"I just want to apologise to the fans because they were fantastic. A few harsh words will be said at training because the players were getting paid to be there on Saturday while the fans paid 50 or 60 quid."

Dave Pace may have an unerring ability at times to engage his mouth before thinking but it really is a refreshing change to see a manager apologising to the fans for his sides non-performance in a defeat to a Midlands team in the FA Cup which saw them four down at half-time. Admirable indeed.

A few pages in and just above a report on the Stalybridge - Marine game (a match in which Celtic were actually playing Vauxhall), the Mossley manager is reflecting on the defeat to Ossett, ".After a tongue lashing at half-time, I got the reaction I wanted and we were very good in the second half."

We were better than in the first half (which admittedly wouldn't have taken much to achieve) but "very good"? I think that's over egging it somewhat.

Ignoring the MEN's attempts to turn the FCUB-Maine Road game into something it isn't (Ramsbottom being the Bury sides 'derby' game) I'll finish with the news that 'Pavs Patch' is back! Unfortunately it isn't in The Reporter and it's not about non-league football but I'm sure that sooner or later Mike Pavasovic's new column in the Oldham Chronicle is bound to mention the semi-pro game sooner or later

Till next week.

Off To: Cammell Laird

It's a break from the trials and tribulations of our Unibond Premier League campaign this Saturday as we once again set foot on the Trophy trail, this time westwards towards Birkenhead to take on Cammell Laird.

As success stories go, they don't really get any better than Cammel Lairds recent history. After spending the best part of the last 100 years in local leagues they joined the NWCL Division Two in 2004, winning the League, League Cup and Division Two trophy in their first season. Their rapid rise continued last season when they won the NWCL Division One title and gained promotion to the Unibond First despite having six points deducted (lets have it right, you can never have been a proper NWCL team if you haven't had points deducted at some stage).

Currently Laird sit fourth in the Unibond First, six points behind leaders Stocksbridge (and realistically seven places behind us) though they do have three games in hand. In fact it would just be easier to boil things down to this: as it stands they've scored over 300 goals and only lost eight league games during their two and a bit years in the more senior echelons of the pyramid. All of which, I'm sure you'll agree, is mightily impressive if not a trifle worrying.

At least it would be if we were playing them in the league but we're not - this is wild and wacky world of the FA Trophy where anything can happen! (That's 'anything' in a football context, not 'anything' as in a game being held up by monkeys having a go kart race round the pitch context.

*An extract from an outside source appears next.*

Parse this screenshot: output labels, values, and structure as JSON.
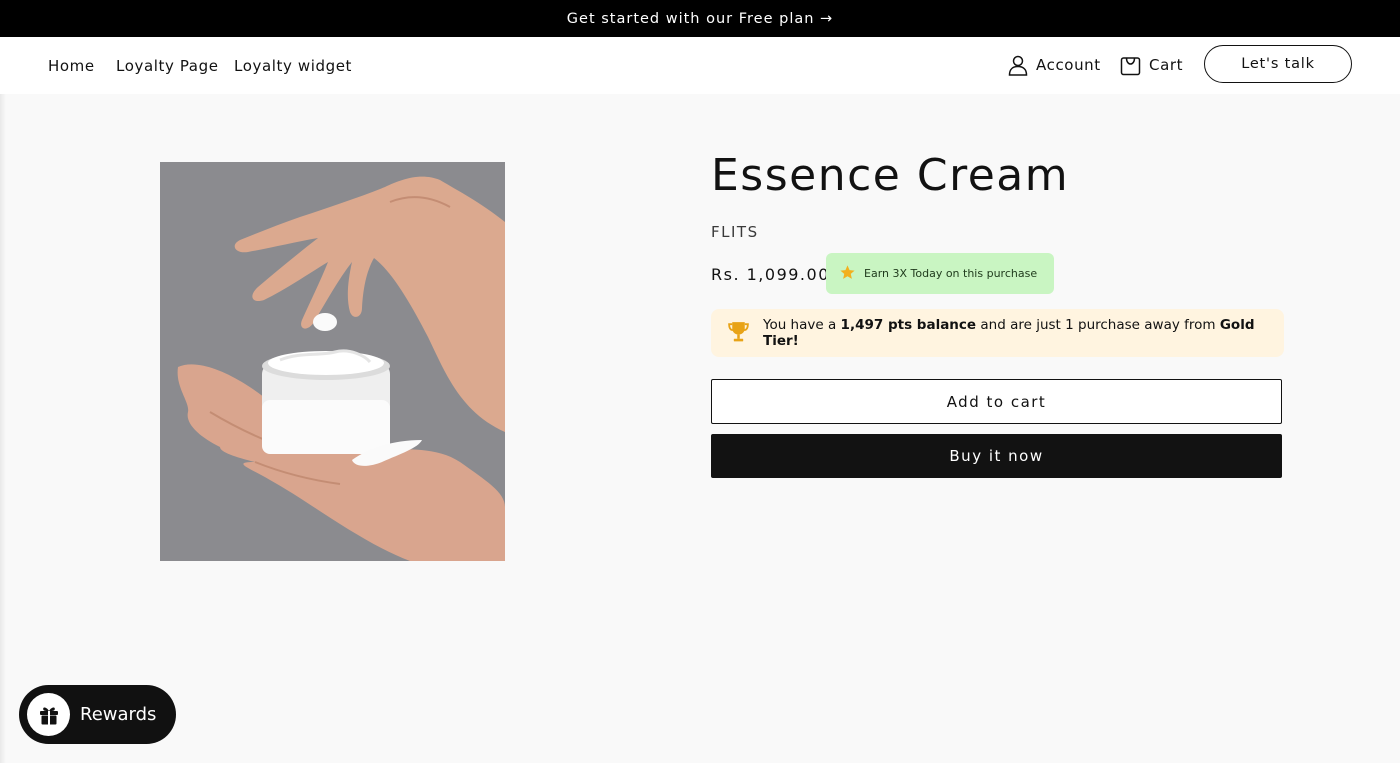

Though we do live in hope.)

Both sides enter this first meeting between the two clubs on the back of a defeat; Lairds nine game unbeaten run came to an end at home to Prescot last Tuesday in the League Cup whilst the less said about Mossley's game at Ossett the better.

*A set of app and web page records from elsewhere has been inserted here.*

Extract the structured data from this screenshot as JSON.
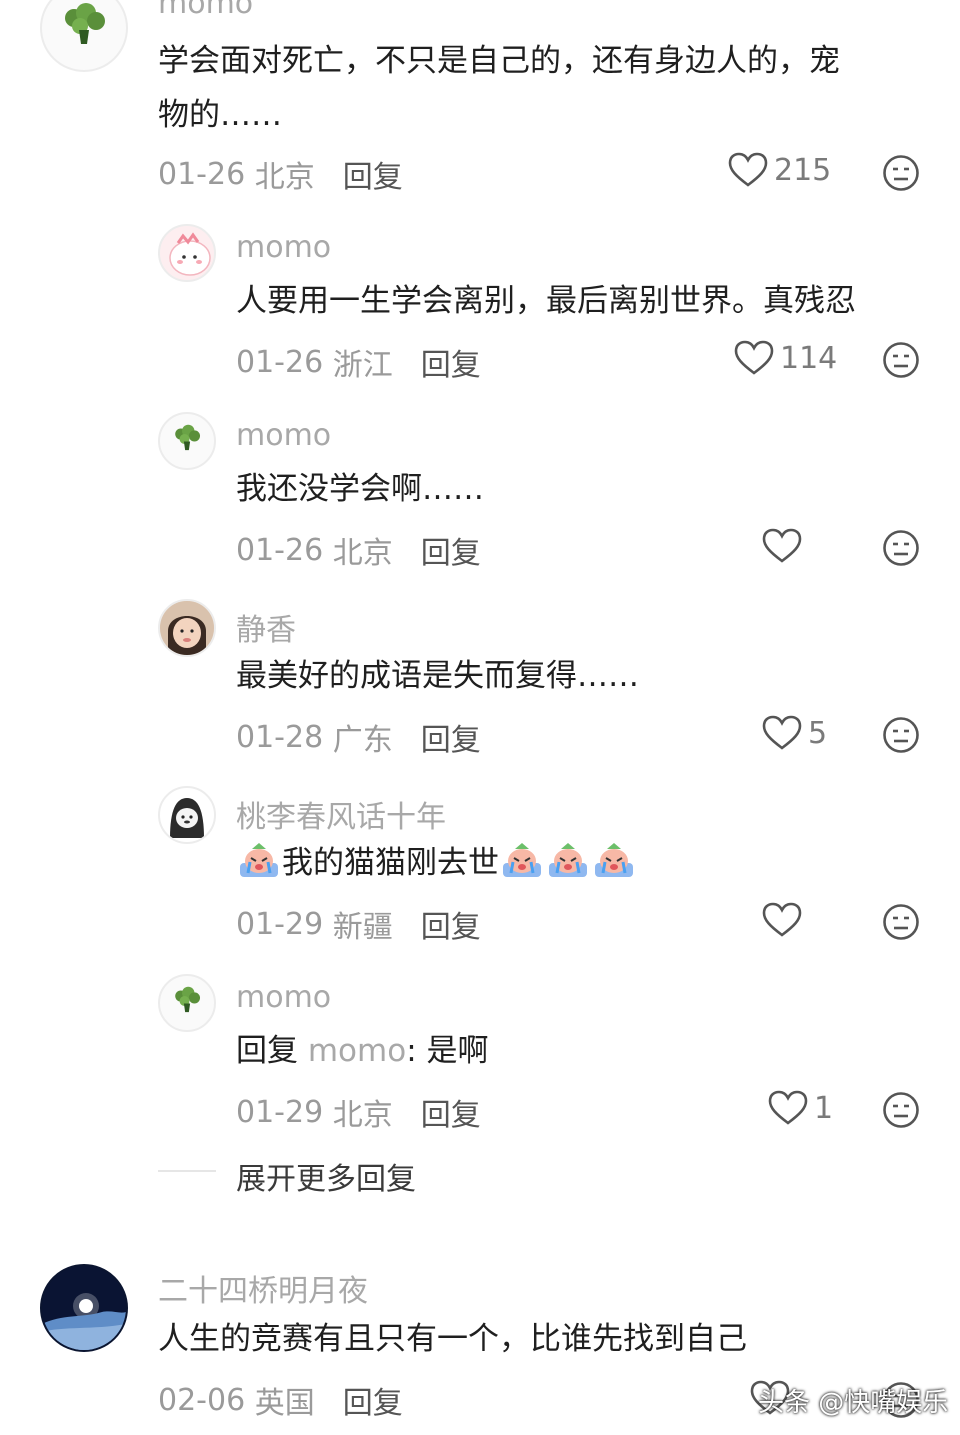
{
  "comments": [
    {
      "name": "momo",
      "text_line1": "学会面对死亡，不只是自己的，还有身边人的，宠",
      "text_line2": "物的……",
      "date": "01-26",
      "location": "北京",
      "reply": "回复",
      "likes": "215",
      "avatar": "broccoli-avatar"
    },
    {
      "name": "momo",
      "text": "人要用一生学会离别，最后离别世界。真残忍",
      "date": "01-26",
      "location": "浙江",
      "reply": "回复",
      "likes": "114",
      "avatar": "pink-cartoon-avatar"
    },
    {
      "name": "momo",
      "text": "我还没学会啊……",
      "date": "01-26",
      "location": "北京",
      "reply": "回复",
      "likes": "",
      "avatar": "broccoli-avatar"
    },
    {
      "name": "静香",
      "text": "最美好的成语是失而复得……",
      "date": "01-28",
      "location": "广东",
      "reply": "回复",
      "likes": "5",
      "avatar": "child-photo-avatar"
    },
    {
      "name": "桃李春风话十年",
      "text": "我的猫猫刚去世",
      "date": "01-29",
      "location": "新疆",
      "reply": "回复",
      "likes": "",
      "avatar": "dark-cartoon-avatar",
      "emoji": "crying-emoji"
    },
    {
      "name": "momo",
      "text_prefix": "回复",
      "text_mention": "momo",
      "text_body": ": 是啊",
      "date": "01-29",
      "location": "北京",
      "reply": "回复",
      "likes": "1",
      "avatar": "broccoli-avatar"
    },
    {
      "name": "二十四桥明月夜",
      "text": "人生的竞赛有且只有一个，比谁先找到自己",
      "date": "02-06",
      "location": "英国",
      "reply": "回复",
      "avatar": "moon-avatar"
    }
  ],
  "expand_replies": "展开更多回复",
  "watermark": "头条 @快嘴娱乐",
  "colors": {
    "name": "#a8a8a8",
    "text": "#1f1f1f",
    "meta": "#9a9a9a",
    "icon": "#555555"
  }
}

Prediction: At this stage of the competition last year Mossley went to Gresley and came back with superb 4-1 win so who's to say that we can't do it again against tough opposition? Well me for one as I think this will be a creditable draw for Mossley, giving them the opportunity to claim the £2000 prize money at Seel Park on Tuesday.

Breaking News: 01/11/2006